The Business Value of Trust

November 6, 2019 Lauren Zajac

4-minute read

Davide Horsager

The research on the business value of trust is undeniable, but there’s one simple daily task that illustrates what the lack of trust costs an organization.

How long does it take to write an email to someone you trust? How long does it take to write an email to someone you don’t trust? A few minutes longer? Twice as long? You ask yourself, “Will they read this the wrong way? Will it be forwarded? Will it be held against me if something changes?”

Now multiply these head games – because of lack of trust – throughout your organization. What is the cost of lost productivity?

The email example is just one of the many profound thoughts David Horsager shared with attendees at the Executive Forum as part of the Workhuman® Live conference in Nashville.

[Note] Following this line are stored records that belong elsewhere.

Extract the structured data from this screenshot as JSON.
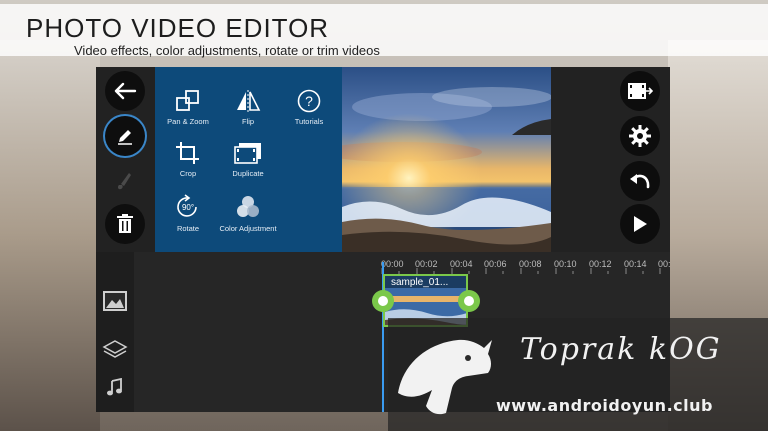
{
  "header": {
    "title": "PHOTO VIDEO EDITOR",
    "subtitle": "Video effects, color adjustments, rotate or trim videos"
  },
  "left_rail": [
    {
      "icon": "back-arrow-icon"
    },
    {
      "icon": "pencil-icon",
      "active": true
    },
    {
      "icon": "brush-icon",
      "disabled": true
    },
    {
      "icon": "trash-icon"
    }
  ],
  "menu": {
    "items": [
      {
        "label": "Pan & Zoom",
        "icon": "pan-zoom-icon"
      },
      {
        "label": "Flip",
        "icon": "flip-icon"
      },
      {
        "label": "Tutorials",
        "icon": "help-icon"
      },
      {
        "label": "Crop",
        "icon": "crop-icon"
      },
      {
        "label": "Duplicate",
        "icon": "duplicate-icon"
      },
      {
        "label": "Rotate",
        "icon": "rotate-icon",
        "badge": "90°"
      },
      {
        "label": "Color Adjustment",
        "icon": "color-adjustment-icon"
      }
    ]
  },
  "right_rail": [
    {
      "icon": "export-video-icon"
    },
    {
      "icon": "gear-icon"
    },
    {
      "icon": "undo-icon"
    },
    {
      "icon": "play-icon"
    }
  ],
  "timeline": {
    "ticks": [
      "00:00",
      "00:02",
      "00:04",
      "00:06",
      "00:08",
      "00:10",
      "00:12",
      "00:14",
      "00:"
    ],
    "clip_name": "sample_01...",
    "track_icons": [
      "image-track-icon",
      "layers-icon",
      "music-note-icon"
    ],
    "accent": "#7bc84a",
    "playhead_color": "#3a9bf0"
  },
  "watermark": {
    "name": "Toprak kOG",
    "url": "www.androidoyun.club"
  },
  "colors": {
    "menu_bg": "#0d4a7a",
    "app_bg": "#1f1f1f"
  }
}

David, CEO of the Trust Edge Leadership Institute and author of the national best-seller “The Trust Edge,” shared concepts, stories, and data that clearly articulated trust – not money – is the currency of business and life.

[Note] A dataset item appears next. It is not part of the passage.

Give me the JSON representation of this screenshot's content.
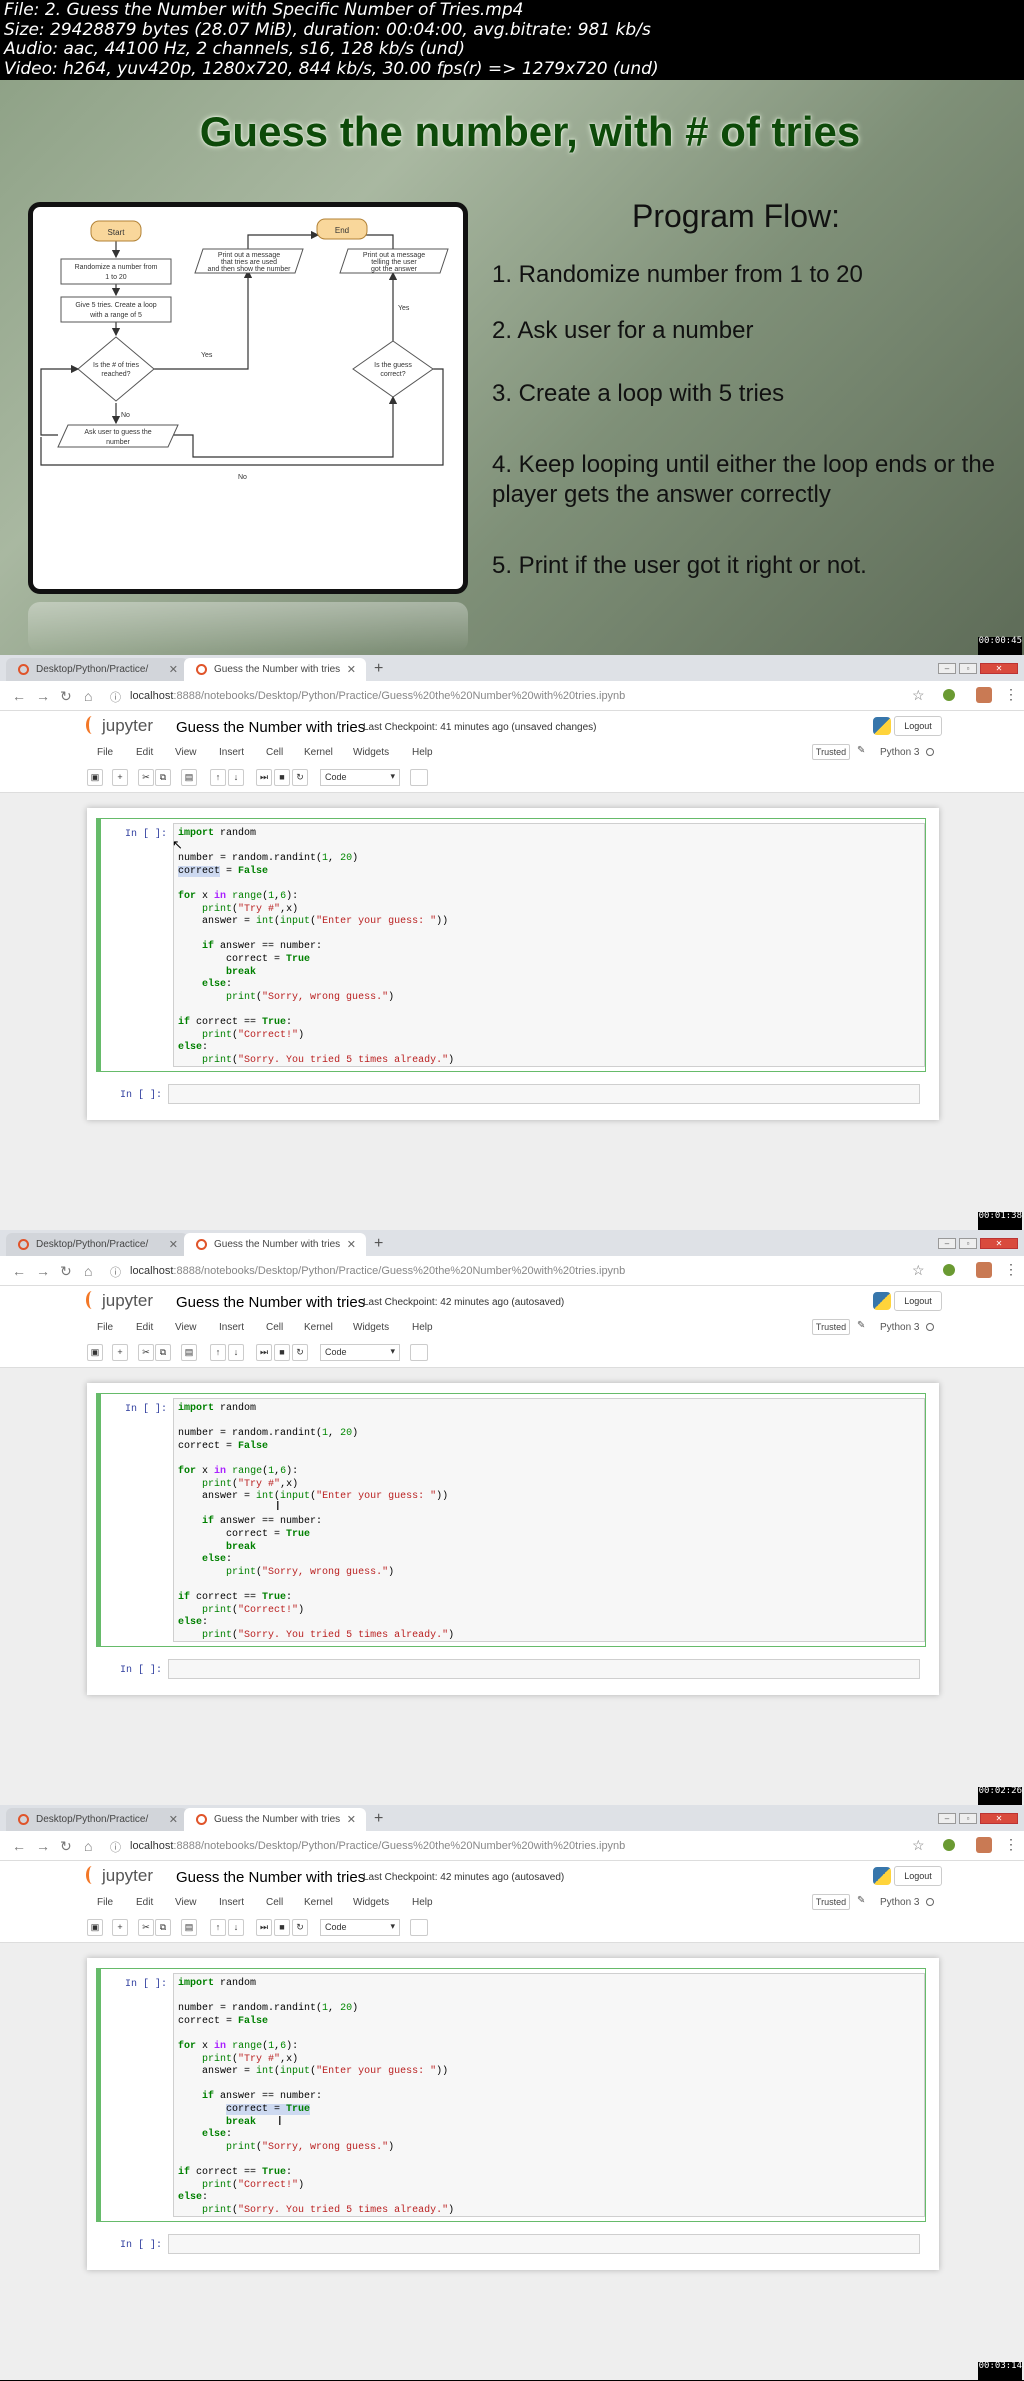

The 2019 Trust Outlook, David’s study on the landscape and impact of trust across divisions and around the world, reveals some sobering results:

  • 83% of Americans do not refer the products or services of organizations they do not trust.
  • 95 million Americans say their organization does not place a high priority on proactively developing trusted leaders.
  • 83% of people say they would not follow a leader they don’t trust.

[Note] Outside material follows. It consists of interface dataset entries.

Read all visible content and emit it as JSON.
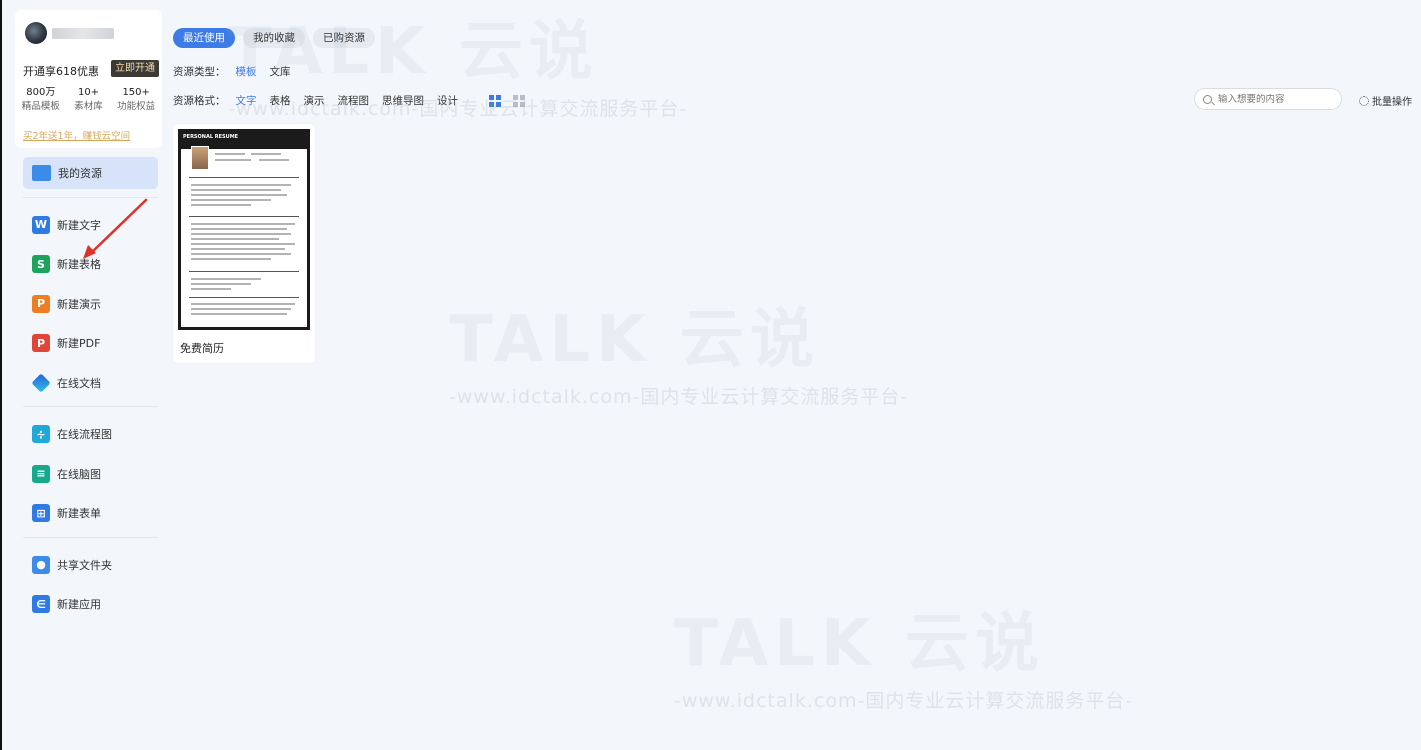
{
  "vip": {
    "promo_text": "开通享618优惠",
    "promo_button": "立即开通",
    "stats": [
      {
        "num": "800万",
        "label": "精品模板"
      },
      {
        "num": "10+",
        "label": "素材库"
      },
      {
        "num": "150+",
        "label": "功能权益"
      }
    ],
    "link": "买2年送1年，赚钱云空间"
  },
  "nav": {
    "my_resources": "我的资源",
    "new_doc": "新建文字",
    "new_sheet": "新建表格",
    "new_slides": "新建演示",
    "new_pdf": "新建PDF",
    "online_doc": "在线文档",
    "online_flowchart": "在线流程图",
    "online_mindmap": "在线脑图",
    "new_form": "新建表单",
    "shared_folder": "共享文件夹",
    "new_app": "新建应用"
  },
  "tabs": [
    "最近使用",
    "我的收藏",
    "已购资源"
  ],
  "filters": {
    "type_label": "资源类型：",
    "types": [
      "模板",
      "文库"
    ],
    "format_label": "资源格式：",
    "formats": [
      "文字",
      "表格",
      "演示",
      "流程图",
      "思维导图",
      "设计"
    ]
  },
  "search": {
    "placeholder": "输入想要的内容"
  },
  "batch_label": "批量操作",
  "card": {
    "title": "免费简历",
    "thumb_title": "PERSONAL RESUME"
  },
  "watermark": {
    "logo": "TALK 云说",
    "sub": "-www.idctalk.com-国内专业云计算交流服务平台-"
  },
  "colors": {
    "accent": "#3d7be6",
    "arrow": "#e0302a"
  }
}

But the survey also reveals actions leaders can take:

  • More than 92% of people would trust their senior leader more if they would be more transparent about their mistakes.
  • 61% of people surveyed said not communicating the “why” for change is what most hinders leaders from building trust.
  • 85% of people believe a high-trust work environment helps them perform at their best.

“Your core issue is never a leadership issue, a financial issue, a sales issue, a cultural issue or even an engagement issue,” said David. “At the core, it’s always a trust issue. Everything of value is built on trust. A lack of trust is the biggest expense you have. We have got to look at it differently.”

David asked attendees to choose the one word that defines trust. The words most mentioned were honesty, transparency, belief, authenticity, credibility, and vulnerability.

As an action, David shared his 8-Pillar Trust Edge Framework™, which includes:

  • Clarity: People trust the clear and mistrust the ambiguous. Clarity unifies, motivates, increases morale, and inspires trust. Clear communication leads to trusted colleagues, happy employees, and satisfied customers.
  • Compassion: People put faith in those who care beyond themselves. Caring leads to trust. Think beyond yourself and put people before things to improve relationships.
  • Character: People notice those who do what is right over what is easy. Building integrity takes work but gives the biggest reward. Always ask yourself, “Is this the right thing?”
  • Competency: People have confidence in those who stay fresh, relevant, and capable. Stretch your mind with new ideas, fresh thoughts, and different perspectives. Find a circle of professionals with whom you can grow and find a mentor who is successful or wise in the same ways you would like to be.
  • Commitment: People believe in those who stand through adversity. In this instance, actions definitely speak louder than words. So if you say something matters to you, be prepared to show it to the people whose trust you want. It can mean demonstrating tenacity and stubbornness and making it clear you will see things through to the end.
  • Connection: People want to follow, buy from, and be around friends. Engage your staff and collaborate. Ask questions, not only of your employees but your customers, and be sure to listen to and deliberate over their answers.
  • Contribution: People immediately respond to results. Give your attention, resources, time, opportunity, and talent. Ultimately, you must deliver results in order to be trusted.
  • Consistency: People love to see the little things done consistently. The track record of trust is built over time; there is no other way to lasting success. Deliver the same quality of results every time, and you will maintain trust.


Workhuman Book Club: “The Trust Edge,” by David Horsager

5 Tips for Building Trust in Your Organization

The Science of Gratitude and Well-Being

About the Author

Lauren Zajac

Lauren Zajac is the chief legal officer/data protection officer at Workhuman.